“The Cabinet considers itself in a constant state of alert to deal with any security situation and announces that all state agencies will remain on full alert,” Information Minister Ramzi Joreige told reporters.
The Cabinet was set to discuss Lebanon’s finances, but following the attacks, security concerns topped the agenda. Discussions on the country’s financial situation and the state budget were postponed. Lebanon has been without a state budget since 2005.
“[The attacks] came as no surprise as security forces were anticipating a new terror attack,” Salam said before the session. “Terrorism doesn’t differentiate between one sect and another or one area and another … a Christian area was targeted today, but we have seen other Muslim areas under attack.”
He called on the country to unite rather than revert to sectarianism.
Hezbollah and the Amal Movement canceled religious gatherings which were set to take place Tuesday evening in Beirut and the eastern city of Baalbek. The Hezbollah-run Al-Manar TV said that the observance of Laylat al-Qadr, or Night of Destiny, at the Sayyed al-Shuhada Compound in Beirut’s southern suburbs was canceled, citing the country’s security situation.
The group also canceled another Laylat Al-Qadr gathering at the Sayyida Khawla Mosque in the eastern city of Baalbek.

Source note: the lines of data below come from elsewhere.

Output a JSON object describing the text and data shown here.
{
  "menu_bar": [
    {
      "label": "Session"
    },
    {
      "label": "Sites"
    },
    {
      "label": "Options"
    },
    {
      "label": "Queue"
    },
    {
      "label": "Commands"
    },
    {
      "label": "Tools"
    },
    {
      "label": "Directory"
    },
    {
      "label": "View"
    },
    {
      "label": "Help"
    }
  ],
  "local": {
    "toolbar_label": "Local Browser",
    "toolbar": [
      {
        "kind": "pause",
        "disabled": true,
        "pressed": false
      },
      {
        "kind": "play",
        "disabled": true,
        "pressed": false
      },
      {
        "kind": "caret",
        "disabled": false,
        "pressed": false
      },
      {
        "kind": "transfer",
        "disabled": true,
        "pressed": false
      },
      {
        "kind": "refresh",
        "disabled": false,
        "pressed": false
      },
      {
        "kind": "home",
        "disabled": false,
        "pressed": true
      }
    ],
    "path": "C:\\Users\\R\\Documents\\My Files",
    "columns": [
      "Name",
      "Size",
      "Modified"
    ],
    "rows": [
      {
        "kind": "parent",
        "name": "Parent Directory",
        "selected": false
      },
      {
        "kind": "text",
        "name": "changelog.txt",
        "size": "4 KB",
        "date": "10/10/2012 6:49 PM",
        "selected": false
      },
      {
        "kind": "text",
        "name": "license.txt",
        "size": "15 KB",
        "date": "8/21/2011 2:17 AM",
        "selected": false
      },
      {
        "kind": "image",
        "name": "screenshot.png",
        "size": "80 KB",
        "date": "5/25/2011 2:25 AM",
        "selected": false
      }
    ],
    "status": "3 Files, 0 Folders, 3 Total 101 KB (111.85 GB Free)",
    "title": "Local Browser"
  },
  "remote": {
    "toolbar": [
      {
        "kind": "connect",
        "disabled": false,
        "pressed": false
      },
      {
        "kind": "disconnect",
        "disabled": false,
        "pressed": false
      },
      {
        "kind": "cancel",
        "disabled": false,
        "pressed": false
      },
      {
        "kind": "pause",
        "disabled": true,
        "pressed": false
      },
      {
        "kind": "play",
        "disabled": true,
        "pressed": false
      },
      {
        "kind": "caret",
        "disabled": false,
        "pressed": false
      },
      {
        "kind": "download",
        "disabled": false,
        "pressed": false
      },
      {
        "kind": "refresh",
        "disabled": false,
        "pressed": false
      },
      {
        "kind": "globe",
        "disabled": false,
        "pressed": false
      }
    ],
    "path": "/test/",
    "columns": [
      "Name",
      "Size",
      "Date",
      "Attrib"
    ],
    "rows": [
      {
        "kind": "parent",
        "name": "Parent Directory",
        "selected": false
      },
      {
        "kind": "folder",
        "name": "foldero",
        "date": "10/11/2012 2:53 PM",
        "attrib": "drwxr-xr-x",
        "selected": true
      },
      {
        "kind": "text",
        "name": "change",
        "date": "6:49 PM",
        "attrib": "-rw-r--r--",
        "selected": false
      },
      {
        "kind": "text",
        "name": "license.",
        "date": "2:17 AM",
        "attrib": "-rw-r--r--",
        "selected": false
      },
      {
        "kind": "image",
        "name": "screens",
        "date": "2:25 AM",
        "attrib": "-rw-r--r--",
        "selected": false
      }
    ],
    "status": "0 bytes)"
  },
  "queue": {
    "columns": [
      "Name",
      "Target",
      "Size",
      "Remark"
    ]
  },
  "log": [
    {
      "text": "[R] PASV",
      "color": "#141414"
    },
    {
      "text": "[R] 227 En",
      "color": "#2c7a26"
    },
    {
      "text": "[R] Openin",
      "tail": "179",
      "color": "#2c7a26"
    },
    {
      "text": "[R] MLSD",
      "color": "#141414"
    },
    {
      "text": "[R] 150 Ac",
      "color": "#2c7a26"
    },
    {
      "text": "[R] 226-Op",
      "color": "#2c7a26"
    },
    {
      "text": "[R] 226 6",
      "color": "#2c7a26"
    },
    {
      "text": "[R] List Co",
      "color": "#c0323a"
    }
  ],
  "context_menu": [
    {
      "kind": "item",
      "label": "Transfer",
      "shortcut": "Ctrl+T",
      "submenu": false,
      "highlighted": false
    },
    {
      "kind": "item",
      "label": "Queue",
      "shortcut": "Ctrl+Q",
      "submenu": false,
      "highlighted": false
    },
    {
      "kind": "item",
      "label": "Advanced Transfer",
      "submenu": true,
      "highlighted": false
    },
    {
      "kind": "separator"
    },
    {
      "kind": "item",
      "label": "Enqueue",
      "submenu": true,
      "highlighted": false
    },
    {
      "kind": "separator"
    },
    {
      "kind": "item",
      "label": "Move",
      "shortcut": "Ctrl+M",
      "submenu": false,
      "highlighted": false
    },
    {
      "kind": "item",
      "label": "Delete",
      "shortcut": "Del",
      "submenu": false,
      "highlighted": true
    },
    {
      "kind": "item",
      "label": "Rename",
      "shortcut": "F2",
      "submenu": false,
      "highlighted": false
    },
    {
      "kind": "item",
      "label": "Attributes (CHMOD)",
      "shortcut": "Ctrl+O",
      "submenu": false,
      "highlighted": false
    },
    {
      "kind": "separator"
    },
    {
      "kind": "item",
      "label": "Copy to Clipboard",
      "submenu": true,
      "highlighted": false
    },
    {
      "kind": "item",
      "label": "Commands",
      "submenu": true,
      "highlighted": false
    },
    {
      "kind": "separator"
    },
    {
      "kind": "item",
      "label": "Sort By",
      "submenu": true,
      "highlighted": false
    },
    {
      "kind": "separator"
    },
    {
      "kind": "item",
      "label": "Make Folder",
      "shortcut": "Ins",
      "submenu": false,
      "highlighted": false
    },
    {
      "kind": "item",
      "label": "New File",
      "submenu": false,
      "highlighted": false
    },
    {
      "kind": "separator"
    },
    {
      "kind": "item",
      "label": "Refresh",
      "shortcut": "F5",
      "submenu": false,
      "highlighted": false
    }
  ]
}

“Taking into consideration the security situation and according to a decision by the movement’s leadership. … Amal’s Youth and Sports Department announced the annulment of the central Laylat Al-Qadr at Imam Shamseddine Compound in Beirut’s Tayyouneh area,” read a statement by Amal Movement’s press office.